Birds are especially attracted to the sound of “moving” water, making a fountain or backyard pond more appealing, or a great addition, to birdbaths. Birds will also fly through misters for a quick wash.
For a frugal alternative, fill shallow plastic pans or trash can covers with water, scattered in various locations on your property—ideally near heavy brush. This option is an easy and important water source in winter, as many homeowners store birdbaths to prevent them from freezing and cracking. No matter the water source—and again, more is better—don’t use chemicals to clean water or scrub containers. Standing water should be changed at least weekly, and ideally every two to three days.
Birdhouses provide instant shelter but to lure a quick tenant, opt for simplicity. Unpainted wood, or houses in earth tone colors such as brown, gray or white, will attract birds better than wild colors or elaborate designs. Although birds are not territorial when feeding, they are when it comes to shelter—so try to place birdhouses about 50 feet from each other, or on each corner of your property. Whether hung from trees or placed on poles, birdhouses that are most likely to be occupied tend to be farthest from your home and close to protective cover such as shrubs, large bushes or trees.

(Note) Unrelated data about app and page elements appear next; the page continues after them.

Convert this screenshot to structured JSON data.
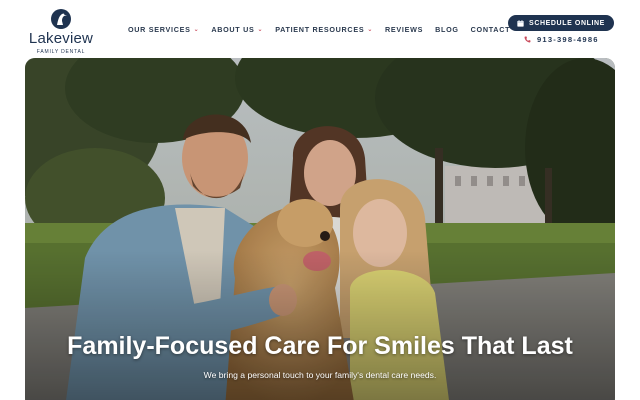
{
  "brand": {
    "name": "Lakeview",
    "tagline": "FAMILY DENTAL",
    "mark_icon": "heron-bird-icon",
    "primary_color": "#1f3350",
    "accent_color": "#c94a5b"
  },
  "nav": {
    "items": [
      {
        "label": "OUR SERVICES",
        "has_dropdown": true
      },
      {
        "label": "ABOUT US",
        "has_dropdown": true
      },
      {
        "label": "PATIENT RESOURCES",
        "has_dropdown": true
      },
      {
        "label": "REVIEWS",
        "has_dropdown": false
      },
      {
        "label": "BLOG",
        "has_dropdown": false
      },
      {
        "label": "CONTACT",
        "has_dropdown": false
      }
    ]
  },
  "cta": {
    "label": "SCHEDULE ONLINE",
    "icon": "calendar-icon"
  },
  "contact": {
    "phone": "913-398-4986",
    "icon": "phone-icon"
  },
  "hero": {
    "title": "Family-Focused Care For Smiles That Last",
    "subtitle": "We bring a personal touch to your family's dental care needs.",
    "image_icon": "family-with-dog-photo"
  }
}
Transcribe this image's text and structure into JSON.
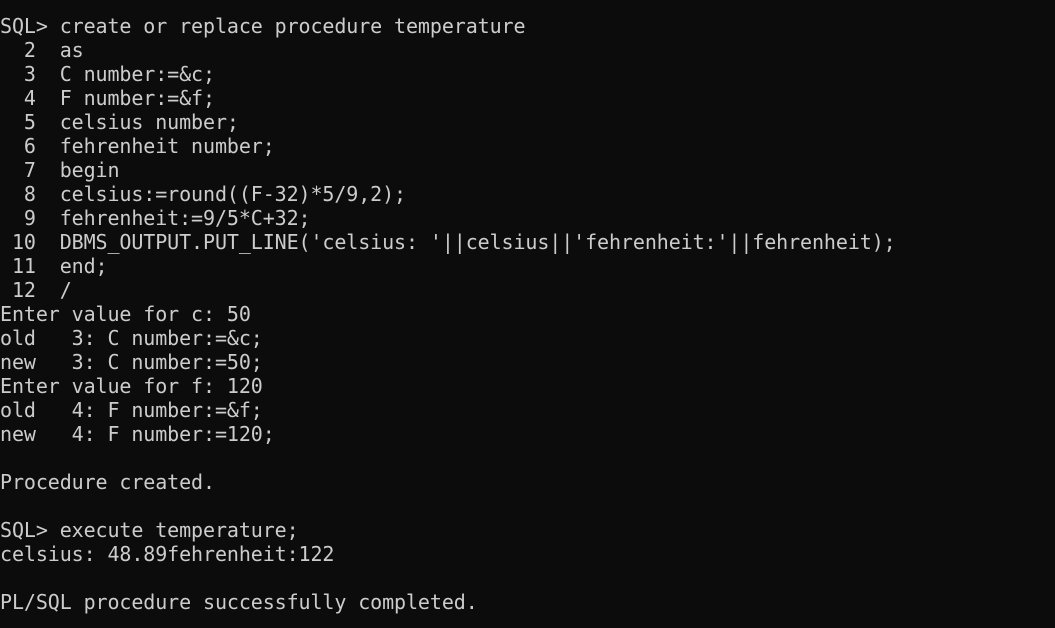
{
  "terminal": {
    "lines": [
      "SQL> create or replace procedure temperature",
      "  2  as",
      "  3  C number:=&c;",
      "  4  F number:=&f;",
      "  5  celsius number;",
      "  6  fehrenheit number;",
      "  7  begin",
      "  8  celsius:=round((F-32)*5/9,2);",
      "  9  fehrenheit:=9/5*C+32;",
      " 10  DBMS_OUTPUT.PUT_LINE('celsius: '||celsius||'fehrenheit:'||fehrenheit);",
      " 11  end;",
      " 12  /",
      "Enter value for c: 50",
      "old   3: C number:=&c;",
      "new   3: C number:=50;",
      "Enter value for f: 120",
      "old   4: F number:=&f;",
      "new   4: F number:=120;",
      "",
      "Procedure created.",
      "",
      "SQL> execute temperature;",
      "celsius: 48.89fehrenheit:122",
      "",
      "PL/SQL procedure successfully completed."
    ]
  }
}
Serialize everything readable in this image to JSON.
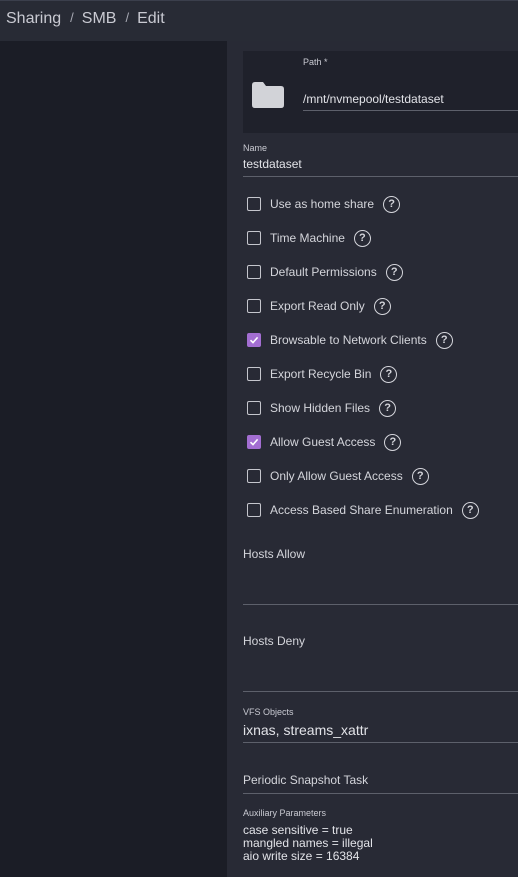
{
  "breadcrumb": {
    "items": [
      "Sharing",
      "SMB",
      "Edit"
    ],
    "separator": "/"
  },
  "path": {
    "label": "Path *",
    "value": "/mnt/nvmepool/testdataset",
    "icon": "folder-icon"
  },
  "name": {
    "label": "Name",
    "value": "testdataset"
  },
  "options": [
    {
      "label": "Use as home share",
      "checked": false
    },
    {
      "label": "Time Machine",
      "checked": false
    },
    {
      "label": "Default Permissions",
      "checked": false
    },
    {
      "label": "Export Read Only",
      "checked": false
    },
    {
      "label": "Browsable to Network Clients",
      "checked": true
    },
    {
      "label": "Export Recycle Bin",
      "checked": false
    },
    {
      "label": "Show Hidden Files",
      "checked": false
    },
    {
      "label": "Allow Guest Access",
      "checked": true
    },
    {
      "label": "Only Allow Guest Access",
      "checked": false
    },
    {
      "label": "Access Based Share Enumeration",
      "checked": false
    }
  ],
  "help_glyph": "?",
  "hosts_allow": {
    "label": "Hosts Allow",
    "value": ""
  },
  "hosts_deny": {
    "label": "Hosts Deny",
    "value": ""
  },
  "vfs_objects": {
    "label": "VFS Objects",
    "value": "ixnas, streams_xattr"
  },
  "periodic_snapshot": {
    "label": "Periodic Snapshot Task"
  },
  "auxiliary": {
    "label": "Auxiliary Parameters",
    "lines": [
      "case sensitive = true",
      "mangled names = illegal",
      "aio write size = 16384"
    ]
  },
  "colors": {
    "accent": "#a36ed2",
    "background": "#1e2029",
    "panel": "#282a35"
  }
}
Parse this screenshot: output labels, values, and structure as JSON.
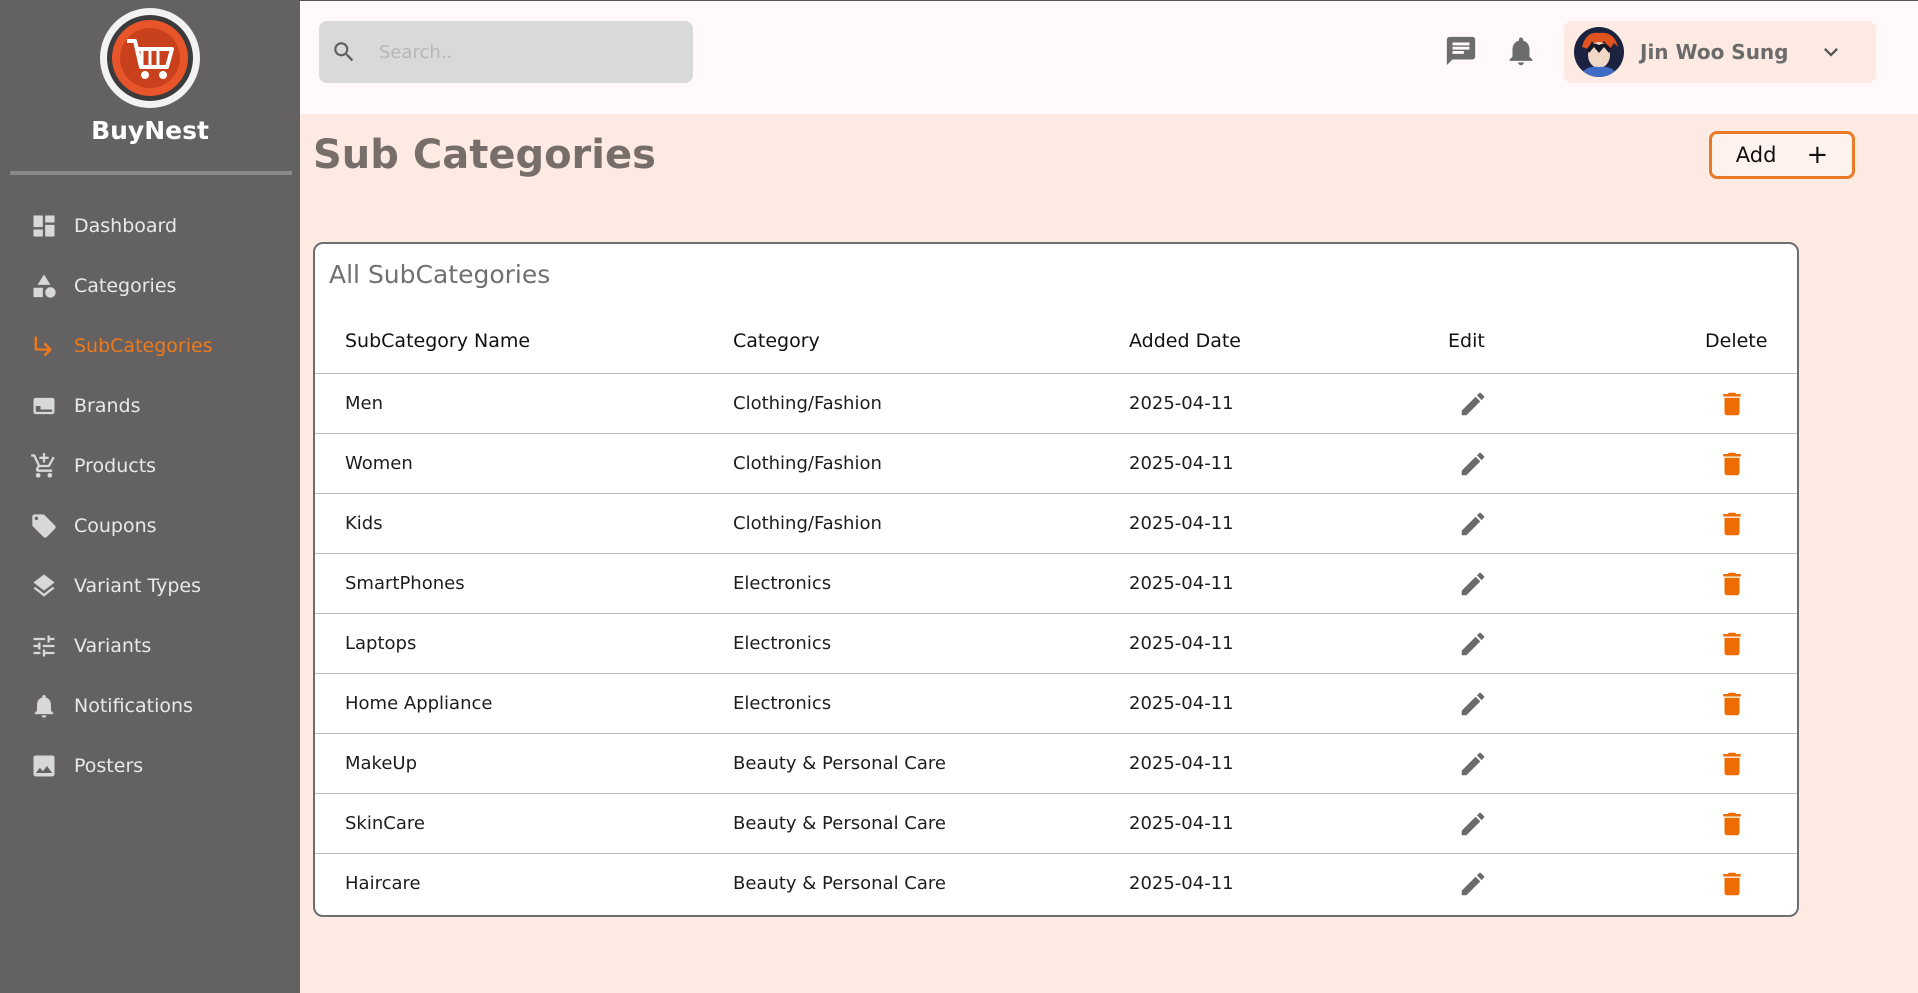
{
  "brand": {
    "name": "BuyNest",
    "logo": "shopping-cart-logo",
    "accent": "#f07a1a"
  },
  "sidebar": {
    "items": [
      {
        "label": "Dashboard",
        "icon": "dashboard-icon",
        "active": false
      },
      {
        "label": "Categories",
        "icon": "category-shapes-icon",
        "active": false
      },
      {
        "label": "SubCategories",
        "icon": "subdirectory-arrow-icon",
        "active": true
      },
      {
        "label": "Brands",
        "icon": "brand-card-icon",
        "active": false
      },
      {
        "label": "Products",
        "icon": "shopping-cart-icon",
        "active": false
      },
      {
        "label": "Coupons",
        "icon": "tag-icon",
        "active": false
      },
      {
        "label": "Variant Types",
        "icon": "layers-icon",
        "active": false
      },
      {
        "label": "Variants",
        "icon": "tune-icon",
        "active": false
      },
      {
        "label": "Notifications",
        "icon": "bell-icon",
        "active": false
      },
      {
        "label": "Posters",
        "icon": "image-icon",
        "active": false
      }
    ]
  },
  "header": {
    "search_placeholder": "Search..",
    "user_name": "Jin Woo Sung"
  },
  "main": {
    "title": "Sub Categories",
    "add_label": "Add",
    "add_symbol": "+"
  },
  "table": {
    "title": "All SubCategories",
    "columns": [
      "SubCategory Name",
      "Category",
      "Added Date",
      "Edit",
      "Delete"
    ],
    "rows": [
      {
        "name": "Men",
        "category": "Clothing/Fashion",
        "date": "2025-04-11"
      },
      {
        "name": "Women",
        "category": "Clothing/Fashion",
        "date": "2025-04-11"
      },
      {
        "name": "Kids",
        "category": "Clothing/Fashion",
        "date": "2025-04-11"
      },
      {
        "name": "SmartPhones",
        "category": "Electronics",
        "date": "2025-04-11"
      },
      {
        "name": "Laptops",
        "category": "Electronics",
        "date": "2025-04-11"
      },
      {
        "name": "Home Appliance",
        "category": "Electronics",
        "date": "2025-04-11"
      },
      {
        "name": "MakeUp",
        "category": "Beauty & Personal Care",
        "date": "2025-04-11"
      },
      {
        "name": "SkinCare",
        "category": "Beauty & Personal Care",
        "date": "2025-04-11"
      },
      {
        "name": "Haircare",
        "category": "Beauty & Personal Care",
        "date": "2025-04-11"
      }
    ]
  }
}
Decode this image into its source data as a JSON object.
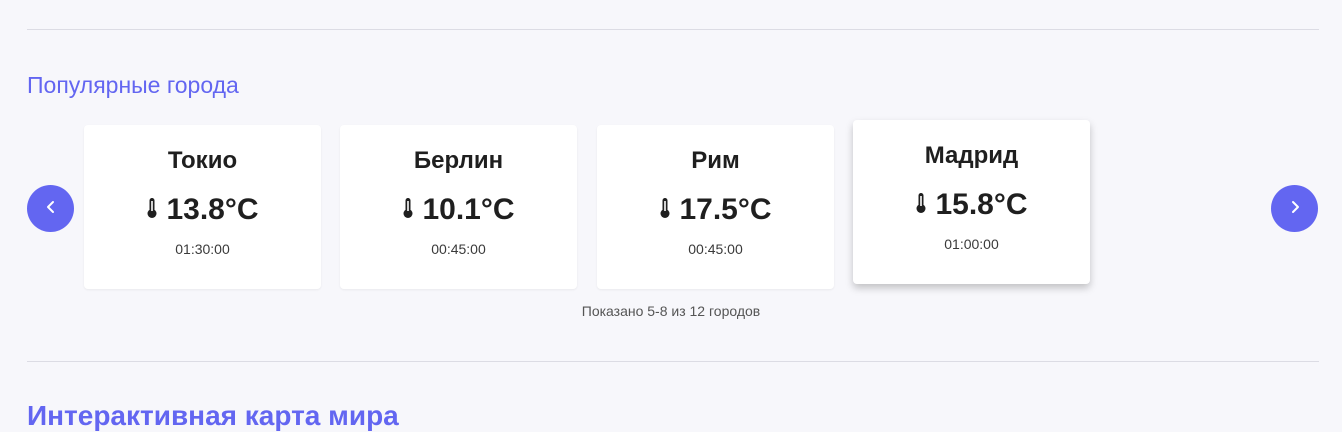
{
  "popular": {
    "title": "Популярные города",
    "cards": [
      {
        "city": "Токио",
        "temp": "13.8°C",
        "time": "01:30:00"
      },
      {
        "city": "Берлин",
        "temp": "10.1°C",
        "time": "00:45:00"
      },
      {
        "city": "Рим",
        "temp": "17.5°C",
        "time": "00:45:00"
      },
      {
        "city": "Мадрид",
        "temp": "15.8°C",
        "time": "01:00:00"
      }
    ],
    "pager": "Показано 5-8 из 12 городов",
    "prev_icon": "chevron-left-icon",
    "next_icon": "chevron-right-icon"
  },
  "next_section": {
    "title": "Интерактивная карта мира"
  },
  "colors": {
    "accent": "#6366f1",
    "background": "#f7f7fb"
  }
}
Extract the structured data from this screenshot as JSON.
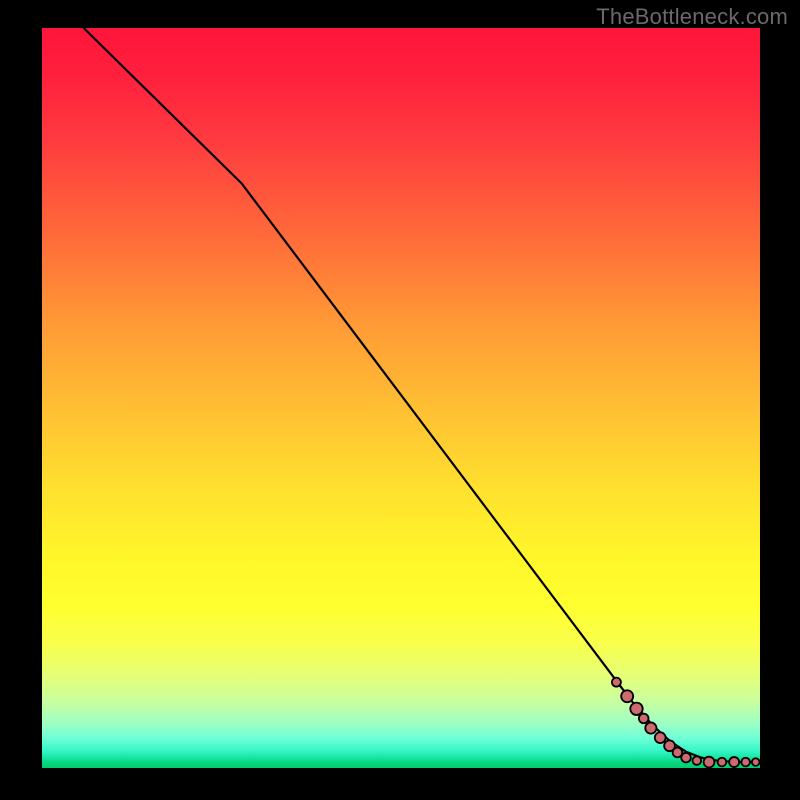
{
  "watermark": "TheBottleneck.com",
  "chart_data": {
    "type": "line",
    "title": "",
    "xlabel": "",
    "ylabel": "",
    "xlim": [
      0,
      100
    ],
    "ylim": [
      0,
      100
    ],
    "black_line": [
      {
        "x": 5.8,
        "y": 100.0
      },
      {
        "x": 27.8,
        "y": 79.0
      },
      {
        "x": 82.0,
        "y": 9.2
      },
      {
        "x": 85.0,
        "y": 5.8
      },
      {
        "x": 87.5,
        "y": 3.6
      },
      {
        "x": 89.7,
        "y": 2.2
      },
      {
        "x": 91.8,
        "y": 1.4
      },
      {
        "x": 94.0,
        "y": 1.0
      },
      {
        "x": 96.5,
        "y": 0.8
      },
      {
        "x": 100.0,
        "y": 0.8
      }
    ],
    "marker_series": {
      "name": "markers",
      "color": "#cc6a6e",
      "points": [
        {
          "x": 80.0,
          "y": 11.6,
          "r": 4.5
        },
        {
          "x": 81.5,
          "y": 9.7,
          "r": 6.0
        },
        {
          "x": 82.8,
          "y": 8.0,
          "r": 6.2
        },
        {
          "x": 83.8,
          "y": 6.7,
          "r": 4.8
        },
        {
          "x": 84.8,
          "y": 5.4,
          "r": 5.6
        },
        {
          "x": 86.1,
          "y": 4.1,
          "r": 5.4
        },
        {
          "x": 87.4,
          "y": 3.0,
          "r": 5.4
        },
        {
          "x": 88.5,
          "y": 2.1,
          "r": 4.8
        },
        {
          "x": 89.7,
          "y": 1.4,
          "r": 4.8
        },
        {
          "x": 91.2,
          "y": 1.0,
          "r": 4.3
        },
        {
          "x": 92.9,
          "y": 0.8,
          "r": 5.4
        },
        {
          "x": 94.7,
          "y": 0.8,
          "r": 4.3
        },
        {
          "x": 96.4,
          "y": 0.8,
          "r": 5.0
        },
        {
          "x": 98.0,
          "y": 0.8,
          "r": 4.3
        },
        {
          "x": 99.4,
          "y": 0.8,
          "r": 3.8
        }
      ]
    }
  }
}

A brush pile, located in a corner of your property, can provide birds with materials to build nests. This pile can include small twigs and branches; pieces of bark, vines, or kite string cut into lengths of about 4 inches; pet hair; droppings from perennials; or dry leaves. One thing to avoid: Dryer lint. When it gets wet it loses its fluffiness and doesn’t dry out.
Cutting a tree on your property? Leave some of it for woodpeckers and other birds; it’s also a great source of their favorite meal—insects. And while native plants are a great—and preferred—food source, many types also provide shelter and nesting material. (Learn which plants are best suited for your area.) While in a planting mood, don’t forget that the best type of trees for attracting birds, says Saffier, are oaks, cherry, birch, pines and holly.
Love ’em or hate ’em, squirrels are amazing critters, whose unlimited resourcefulness is matched only by their endless appetite. If squirrels are eating the food you’ve left for the birds, try these tricks:
Mix cayenne pepper with birdseed. Since they have no taste buds, birds aren’t bothered by hot spices, but squirrels tend to avoid them. Suet made with a hot pepper flavor deters squirrels.
Place feeders on a hard-to-climb metal or PVC pole, rather than on a wooden post or branches. Surround the pole with a squirrel-proof baffle—a cone-shaped barrier about 4 feet from the ground—to make it even harder for the squirrels to conquer.
Put a Slinky around the pole, attaching one end to the bottom of the feeder. When squirrels reach the Slinky, their weight carries them to the ground.
Stick aluminum duct tape around poles to thwart the squirrel’s assent. Unlike cloth duct tape, it’s slippery and hard to climb.
Sid Kirchheimer writes about health and consumer issues.
Next ArticleRead This